Gerard Depardieu
Gerard Depardieu

The attitudes of ordinary French people to the dispute presently under way between their government and the fat, famed film star Gerard Depardieu throw fascinating light upon the state of the EU, the woeful ignorance of the majority of French people as to where their leaders have been taking them in recent decades, and the present state of play between collectivism and individualism, which has been fought out down the centuries in the regions of Europe now known as France.
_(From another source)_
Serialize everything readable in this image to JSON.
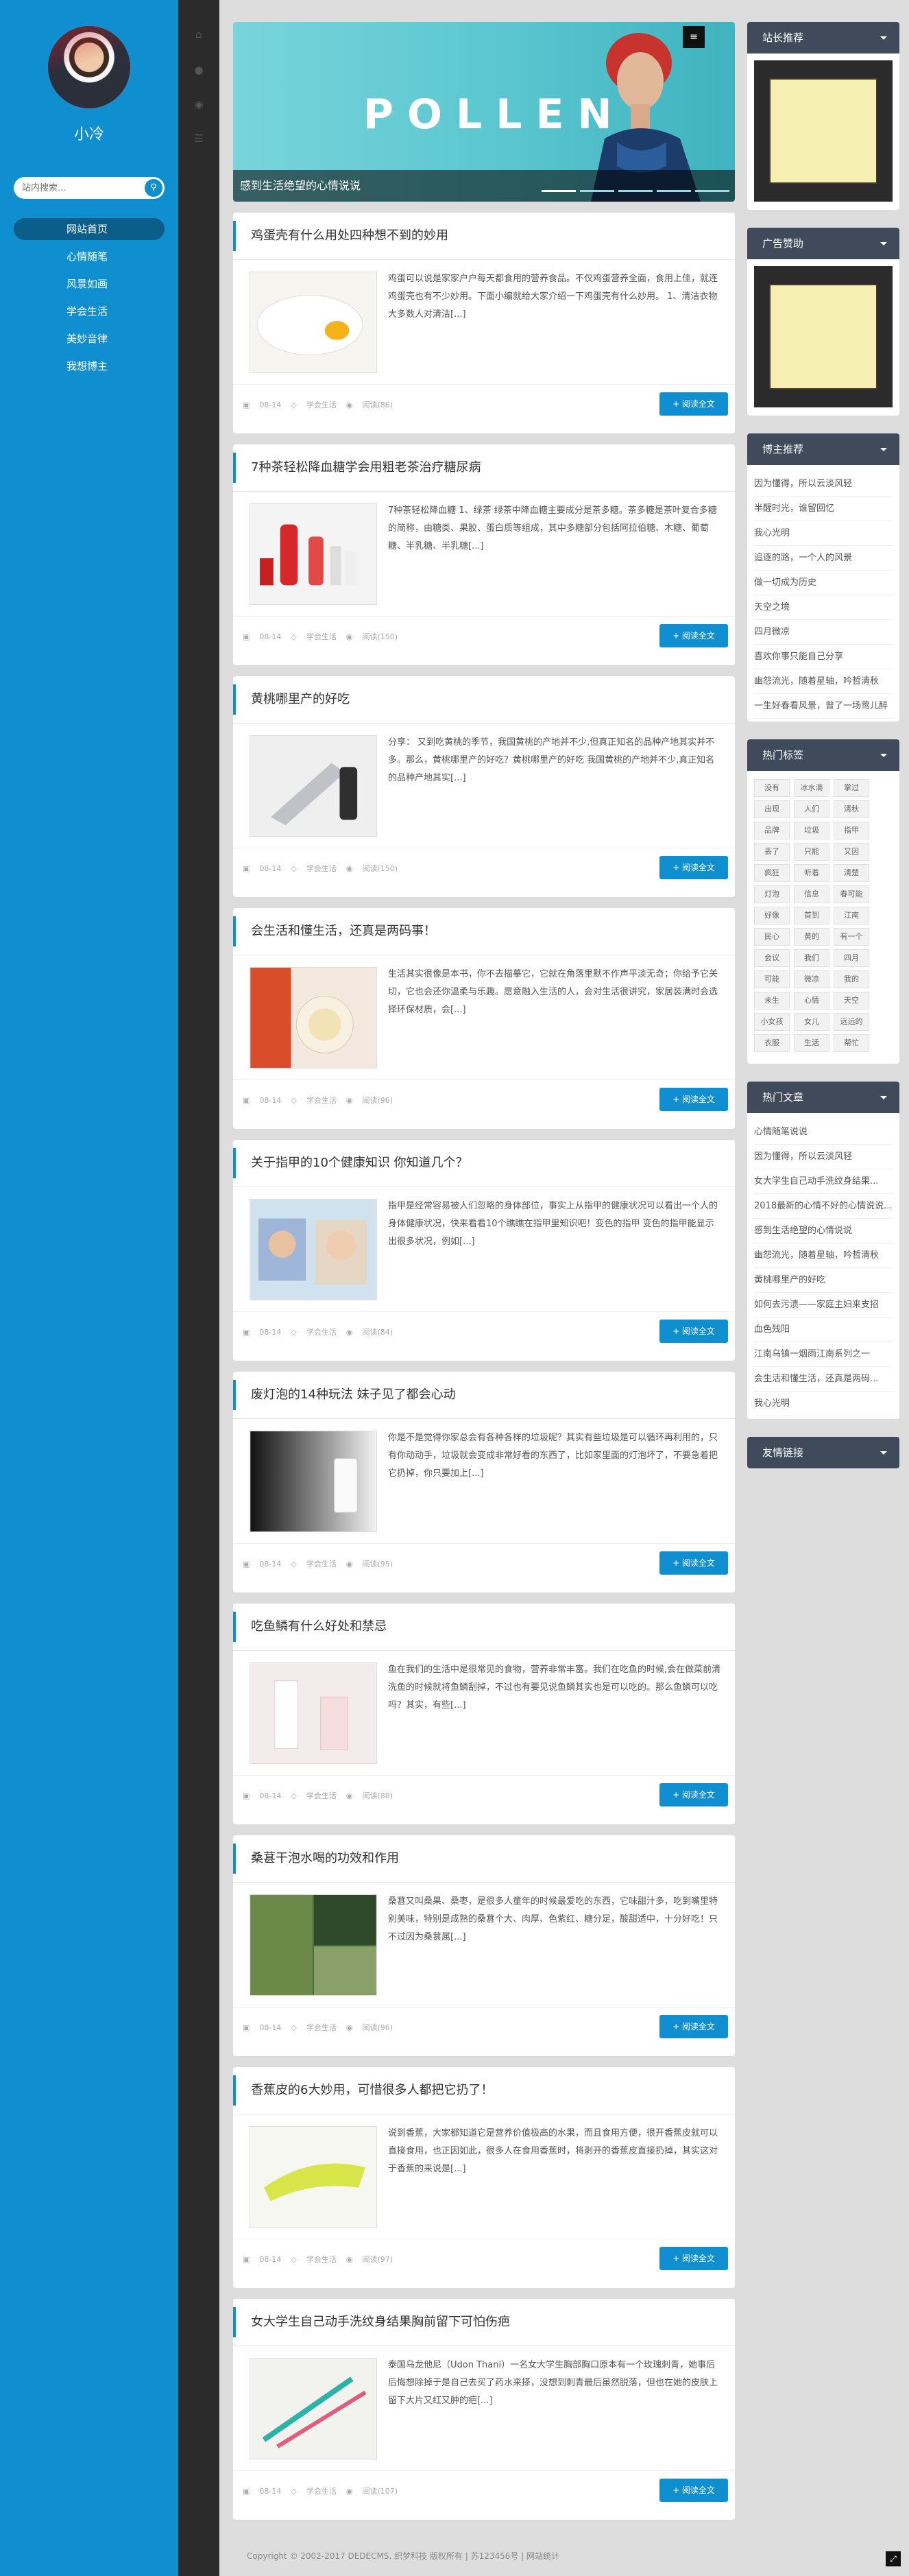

Monsieur Depardieu, (perhaps best known to English-speaking audiences for his role in the movie, Green Card) in renouncing his French citizenship over new, even higher, taxes claimed in an accompanying letter sent with his passport to the government to have paid a tax bill of 85% of his revenues last year. Furthermore, that after having worked since the age of 14, he has in the past 45 years paid €145 million ($190m) in taxes. Such claims, one hopes, would be sympathetically heard in the English-speaking countries on either side of the Atlantic. That is certainly not largely the case in France, where I now live.
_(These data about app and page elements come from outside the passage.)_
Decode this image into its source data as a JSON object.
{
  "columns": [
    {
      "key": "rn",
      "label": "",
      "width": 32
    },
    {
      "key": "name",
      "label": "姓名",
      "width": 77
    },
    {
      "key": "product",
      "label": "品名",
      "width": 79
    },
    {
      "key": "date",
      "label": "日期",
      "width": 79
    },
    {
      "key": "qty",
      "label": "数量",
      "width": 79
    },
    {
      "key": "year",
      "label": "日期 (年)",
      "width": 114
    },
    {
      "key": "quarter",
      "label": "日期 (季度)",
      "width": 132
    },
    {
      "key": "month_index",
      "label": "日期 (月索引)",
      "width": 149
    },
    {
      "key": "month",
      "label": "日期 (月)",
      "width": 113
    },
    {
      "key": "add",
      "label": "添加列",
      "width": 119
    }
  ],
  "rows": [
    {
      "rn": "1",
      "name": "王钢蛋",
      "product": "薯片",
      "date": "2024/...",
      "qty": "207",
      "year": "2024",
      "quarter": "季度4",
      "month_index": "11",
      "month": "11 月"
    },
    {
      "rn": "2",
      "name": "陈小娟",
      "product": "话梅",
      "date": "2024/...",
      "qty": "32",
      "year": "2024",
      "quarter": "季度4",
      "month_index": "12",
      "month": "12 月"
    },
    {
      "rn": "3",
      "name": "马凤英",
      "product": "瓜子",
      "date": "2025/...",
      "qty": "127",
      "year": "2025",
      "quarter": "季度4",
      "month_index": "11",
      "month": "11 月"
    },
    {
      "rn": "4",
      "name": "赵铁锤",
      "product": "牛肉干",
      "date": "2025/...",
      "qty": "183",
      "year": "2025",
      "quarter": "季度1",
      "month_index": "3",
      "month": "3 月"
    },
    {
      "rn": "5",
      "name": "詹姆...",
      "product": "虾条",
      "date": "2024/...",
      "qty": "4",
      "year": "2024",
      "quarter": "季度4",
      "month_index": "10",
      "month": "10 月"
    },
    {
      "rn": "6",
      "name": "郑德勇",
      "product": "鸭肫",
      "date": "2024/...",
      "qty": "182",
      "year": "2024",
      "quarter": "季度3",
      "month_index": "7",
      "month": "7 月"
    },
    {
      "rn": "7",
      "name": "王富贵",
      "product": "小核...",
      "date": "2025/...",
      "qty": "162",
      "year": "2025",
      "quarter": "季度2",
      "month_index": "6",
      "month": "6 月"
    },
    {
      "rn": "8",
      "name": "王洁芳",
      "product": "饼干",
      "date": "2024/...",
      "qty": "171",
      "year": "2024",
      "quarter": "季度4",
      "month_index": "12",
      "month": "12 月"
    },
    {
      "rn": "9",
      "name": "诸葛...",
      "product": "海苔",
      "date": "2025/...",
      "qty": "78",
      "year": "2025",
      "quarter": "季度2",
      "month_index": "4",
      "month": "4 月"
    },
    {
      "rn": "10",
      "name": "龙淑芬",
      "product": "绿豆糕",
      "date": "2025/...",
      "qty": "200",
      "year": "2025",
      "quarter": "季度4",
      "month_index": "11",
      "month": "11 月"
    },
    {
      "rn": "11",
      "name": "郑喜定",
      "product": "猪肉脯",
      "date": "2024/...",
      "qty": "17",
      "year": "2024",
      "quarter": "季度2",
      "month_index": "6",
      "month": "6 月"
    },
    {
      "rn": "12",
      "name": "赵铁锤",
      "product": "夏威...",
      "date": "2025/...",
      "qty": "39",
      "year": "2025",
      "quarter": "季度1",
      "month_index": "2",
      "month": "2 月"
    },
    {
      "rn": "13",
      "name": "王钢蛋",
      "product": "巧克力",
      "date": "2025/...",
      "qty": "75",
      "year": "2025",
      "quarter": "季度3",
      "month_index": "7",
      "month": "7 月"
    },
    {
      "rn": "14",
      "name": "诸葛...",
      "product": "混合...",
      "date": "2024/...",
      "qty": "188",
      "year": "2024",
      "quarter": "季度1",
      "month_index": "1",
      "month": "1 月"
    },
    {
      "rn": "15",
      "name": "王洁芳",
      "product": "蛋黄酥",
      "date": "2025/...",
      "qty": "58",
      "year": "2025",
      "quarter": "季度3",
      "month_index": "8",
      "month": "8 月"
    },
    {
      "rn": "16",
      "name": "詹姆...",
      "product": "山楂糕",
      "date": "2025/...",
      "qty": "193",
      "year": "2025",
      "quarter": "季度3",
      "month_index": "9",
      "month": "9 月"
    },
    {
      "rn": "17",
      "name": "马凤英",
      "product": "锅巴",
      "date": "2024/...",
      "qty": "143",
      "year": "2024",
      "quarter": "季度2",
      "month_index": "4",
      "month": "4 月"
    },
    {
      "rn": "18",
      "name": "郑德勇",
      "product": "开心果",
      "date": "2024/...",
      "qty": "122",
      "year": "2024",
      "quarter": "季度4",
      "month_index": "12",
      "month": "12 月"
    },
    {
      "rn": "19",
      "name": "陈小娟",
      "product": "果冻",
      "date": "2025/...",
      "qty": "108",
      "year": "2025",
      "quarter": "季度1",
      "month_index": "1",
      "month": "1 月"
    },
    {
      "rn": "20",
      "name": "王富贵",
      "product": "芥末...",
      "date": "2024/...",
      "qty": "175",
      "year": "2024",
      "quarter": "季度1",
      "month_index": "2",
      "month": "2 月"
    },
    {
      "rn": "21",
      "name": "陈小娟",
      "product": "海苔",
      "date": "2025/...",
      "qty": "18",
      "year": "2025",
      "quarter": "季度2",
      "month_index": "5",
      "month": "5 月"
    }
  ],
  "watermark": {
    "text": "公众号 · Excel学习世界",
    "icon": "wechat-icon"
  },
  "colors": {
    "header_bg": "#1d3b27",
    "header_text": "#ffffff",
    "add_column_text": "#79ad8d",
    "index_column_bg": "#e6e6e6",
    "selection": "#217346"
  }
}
High among the factors causing stunned outrage from the government's point of view is what can best be described as lack of "solidarity". Depardieu's point that he seems to be exercising a new "Europeanism" is set out in his letter as follows. "We no longer have the same country. I'm a true European, a citizen of the world." It has so far been left unanswered by those now leading France, who themselves have just returned from the 27-nation European Council in Brussels where intentions of eternal solidarity were as ever much to be seen in the meeting's minutes. What hypocrisy!

On the street are to be found assertions that the French cinema, being heavily subsidised by the state and thereby French taxpayers, is yet another cause for Depardieu's wealth; while his oft-mentioned numerous high-class restaurants, (now reportedly up for sale) must necessarily have been paid for by the very same taxpayers Monsieur Depardieu is now accused of in some way defrauding.

Bellicosity towards Belgium, where Monsieur Depardieu has found a new home, and which maintains a top rate of tax at 75%, has become ever more intense. A worrying fact indeed, as that country itself is in deep crisis with its own French-speaking population who are at odds with their Flemish speaking neighbours and had previously looked towards France for support.

Here we see vividly illustrated the disastrous consequences of Europe's leaders having downplayed the reality of their actions in transferring their sovereignty to Brussels. A "partial abnegation of sovereignty" was the stated intent, but the builders of the EU were always fully aware that sovereignty is not divisible. The crisis between France and Belgium over the residence status and tax dues of one portly film star, previously fondly regarded by French-speaking cinema-goers, is bringing this fact into open and sharp relief. More serious disputes are en route as the curtain comes down on this new European horror story.